Faenza War Cemetery contains 1,152 Commonwealth burials of the Second World War, 13 of which are unidentified.

24 November 1944 - Next of kin informed. [Note it appears this was sent to the Fisher Street address however Alfred's wife Lilian had since moved to 17 Springfield Road. This may have delayed notification].

22 June 1945 - Property found on deceased was signed for and returned to Lily Watson [wife] stated as follows;
    Fountain pen
    Cigarette case
    575 Lire in cash

War Medals - Alfred was awarded the following medals for serving his country.

Left to right:

The 1939–45 Star was a campaign medal of the British Commonwealth, awarded for service in the Second World War. The medal was awarded for operational service between 3 September 1939 and 2 September 1945.

The Italy Star was a campaign medal of the British Commonwealth, awarded for service in World War II. The medal was awarded for operational service (on land) in Italy, Greece, Yugoslavia, Pantelleria, the Aegean area and Dodecanese Islands, and Elba at any time between 11 June 1943 and 8 May 1945.

The Defence Medal was a campaign medal of the British Commonwealth, awarded for service in World War II. It was instituted to recognise both military and some types of civilian service.

The War Medal 1939–1945 was a British decoration awarded to those who had served in the Armed Forces or Merchant Navy full-time for at least 28 days between 3 September 1939 and 2 September 1945. In the Merchant Navy, the 28 days must have been served at sea.
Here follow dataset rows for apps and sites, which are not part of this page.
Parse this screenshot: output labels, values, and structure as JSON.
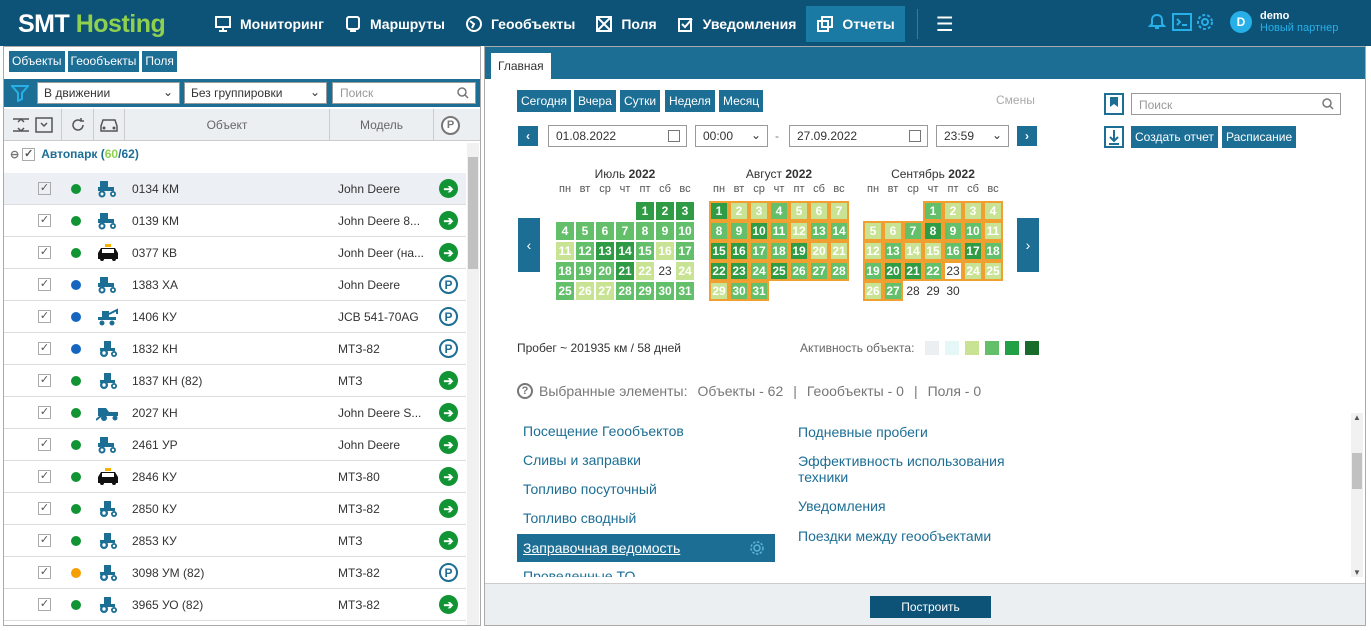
{
  "header": {
    "logo_a": "SMT",
    "logo_b": "Hosting",
    "nav": [
      {
        "label": "Мониторинг",
        "icon": "monitor-icon"
      },
      {
        "label": "Маршруты",
        "icon": "route-icon"
      },
      {
        "label": "Геообъекты",
        "icon": "geo-icon"
      },
      {
        "label": "Поля",
        "icon": "fields-icon"
      },
      {
        "label": "Уведомления",
        "icon": "notification-icon"
      },
      {
        "label": "Отчеты",
        "icon": "reports-icon",
        "active": true
      }
    ],
    "user_initial": "D",
    "user_name": "demo",
    "user_partner": "Новый партнер"
  },
  "left": {
    "tabs": [
      "Объекты",
      "Геообъекты",
      "Поля"
    ],
    "filter_motion": "В движении",
    "filter_group": "Без группировки",
    "search_placeholder": "Поиск",
    "col_object": "Объект",
    "col_model": "Модель",
    "group_name": "Автопарк (",
    "group_active": "60",
    "group_sep": "/",
    "group_total": "62",
    "group_close": ")",
    "rows": [
      {
        "obj": "0134 КМ",
        "model": "John Deere",
        "dot": "#109434",
        "veh": "tractor",
        "st": "go"
      },
      {
        "obj": "0139 КМ",
        "model": "John Deere 8...",
        "dot": "#109434",
        "veh": "tractor",
        "st": "go"
      },
      {
        "obj": "0377 КВ",
        "model": "Jonh Deer (на...",
        "dot": "#109434",
        "veh": "taxi",
        "st": "go"
      },
      {
        "obj": "1383 ХА",
        "model": "John Deere",
        "dot": "#1565c0",
        "veh": "tractor",
        "st": "park"
      },
      {
        "obj": "1406 КУ",
        "model": "JCB 541-70AG",
        "dot": "#1565c0",
        "veh": "loader",
        "st": "park"
      },
      {
        "obj": "1832 КН",
        "model": "МТЗ-82",
        "dot": "#1565c0",
        "veh": "tractor2",
        "st": "park"
      },
      {
        "obj": "1837 КН (82)",
        "model": "МТЗ",
        "dot": "#109434",
        "veh": "tractor2",
        "st": "go"
      },
      {
        "obj": "2027 КН",
        "model": "John Deere S...",
        "dot": "#109434",
        "veh": "harvester",
        "st": "go"
      },
      {
        "obj": "2461 УР",
        "model": "John Deere",
        "dot": "#109434",
        "veh": "tractor",
        "st": "go"
      },
      {
        "obj": "2846 КУ",
        "model": "МТЗ-80",
        "dot": "#109434",
        "veh": "taxi",
        "st": "go"
      },
      {
        "obj": "2850 КУ",
        "model": "МТЗ-82",
        "dot": "#109434",
        "veh": "tractor2",
        "st": "go"
      },
      {
        "obj": "2853 КУ",
        "model": "МТЗ",
        "dot": "#109434",
        "veh": "tractor2",
        "st": "go"
      },
      {
        "obj": "3098 УМ (82)",
        "model": "МТЗ-82",
        "dot": "#f5a000",
        "veh": "tractor2",
        "st": "park"
      },
      {
        "obj": "3965 УО (82)",
        "model": "МТЗ-82",
        "dot": "#109434",
        "veh": "tractor2",
        "st": "go"
      }
    ]
  },
  "right": {
    "tab": "Главная",
    "periods": [
      "Сегодня",
      "Вчера",
      "Сутки",
      "Неделя",
      "Месяц"
    ],
    "shifts": "Смены",
    "date_from": "01.08.2022",
    "time_from": "00:00",
    "dash": "-",
    "date_to": "27.09.2022",
    "time_to": "23:59",
    "weekdays": [
      "пн",
      "вт",
      "ср",
      "чт",
      "пт",
      "сб",
      "вс"
    ],
    "months": [
      {
        "name": "Июль",
        "year": "2022",
        "offset": 4,
        "days": [
          2,
          3,
          3,
          0,
          0,
          0,
          0,
          0,
          0,
          0,
          0,
          0,
          0,
          0,
          0,
          0,
          0,
          0,
          0,
          0,
          0,
          0,
          0,
          0,
          0,
          0,
          0,
          0,
          0,
          0,
          0
        ],
        "levels": [
          3,
          3,
          3,
          2,
          2,
          2,
          2,
          2,
          2,
          2,
          1,
          2,
          3,
          3,
          2,
          1,
          2,
          2,
          2,
          2,
          3,
          1,
          0,
          1,
          2,
          1,
          1,
          2,
          2,
          2,
          2
        ]
      },
      {
        "name": "Август",
        "year": "2022",
        "offset": 0,
        "levels": [
          3,
          1,
          1,
          2,
          1,
          1,
          1,
          2,
          2,
          3,
          2,
          1,
          2,
          2,
          3,
          3,
          2,
          2,
          3,
          1,
          1,
          3,
          3,
          2,
          3,
          2,
          2,
          2,
          1,
          2,
          2
        ]
      },
      {
        "name": "Сентябрь",
        "year": "2022",
        "offset": 3,
        "levels": [
          2,
          1,
          1,
          1,
          1,
          1,
          2,
          3,
          2,
          2,
          1,
          1,
          2,
          1,
          1,
          2,
          3,
          2,
          2,
          3,
          3,
          2,
          0,
          1,
          1,
          1,
          2,
          0,
          0,
          0
        ]
      }
    ],
    "probeg": "Пробег ~ 201935 км / 58 дней",
    "activity": "Активность объекта:",
    "legend_colors": [
      "#eceff2",
      "#e6f7f7",
      "#c9e394",
      "#63bf6a",
      "#22a045",
      "#176b2b"
    ],
    "selected": "Выбранные элементы:",
    "sel_objects": "Объекты - 62",
    "sel_sep1": "|",
    "sel_geo": "Геообъекты - 0",
    "sel_sep2": "|",
    "sel_fields": "Поля - 0",
    "reports_left": [
      "Посещение Геообъектов",
      "Сливы и заправки",
      "Топливо посуточный",
      "Топливо сводный",
      "Заправочная ведомость",
      "Проведенные ТО"
    ],
    "reports_right": [
      "Подневные пробеги",
      "Эффективность использования техники",
      "Уведомления",
      "Поездки между геообъектами"
    ],
    "search_placeholder": "Поиск",
    "create_report": "Создать отчет",
    "schedule": "Расписание",
    "build": "Построить"
  }
}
It is sometimes described as the "Victory Medal" for World War II, although that is not its correct name.

Resting Place - Alfred now rests in The Commonwealth War Grave Cemetery in Faenza a village mid-way between Bologna and Rimini in Italy. His grave reference is I.D.20. Here are a few pictures from our visit in 2010. Here's the location on GoogleMaps.





Brierley Hill War Memorial - The memorial is located at the top of Church Hill, facing towards Clent Hills and blocks of flats. It was unveiled on the 12 November 1921.

The figure in World War One uniform on top of the pedestal is based on photographs of Stanley Harley, the first Brierley Hill man to be awarded the D.C.M. Set in the upper part of the pedestal are four marble reliefs representing the work of the four main services. Although it was a World War One memorial they later added the names of the fallen from World War Two, Alfred's name is on one of the plaques there.


Edinburgh Castle Memorial Alfred is also commemorated in The Rolls of Honour in the Scottish National War Memorial at Edinburgh Castle.

Personal Family Memorial

We will remember them.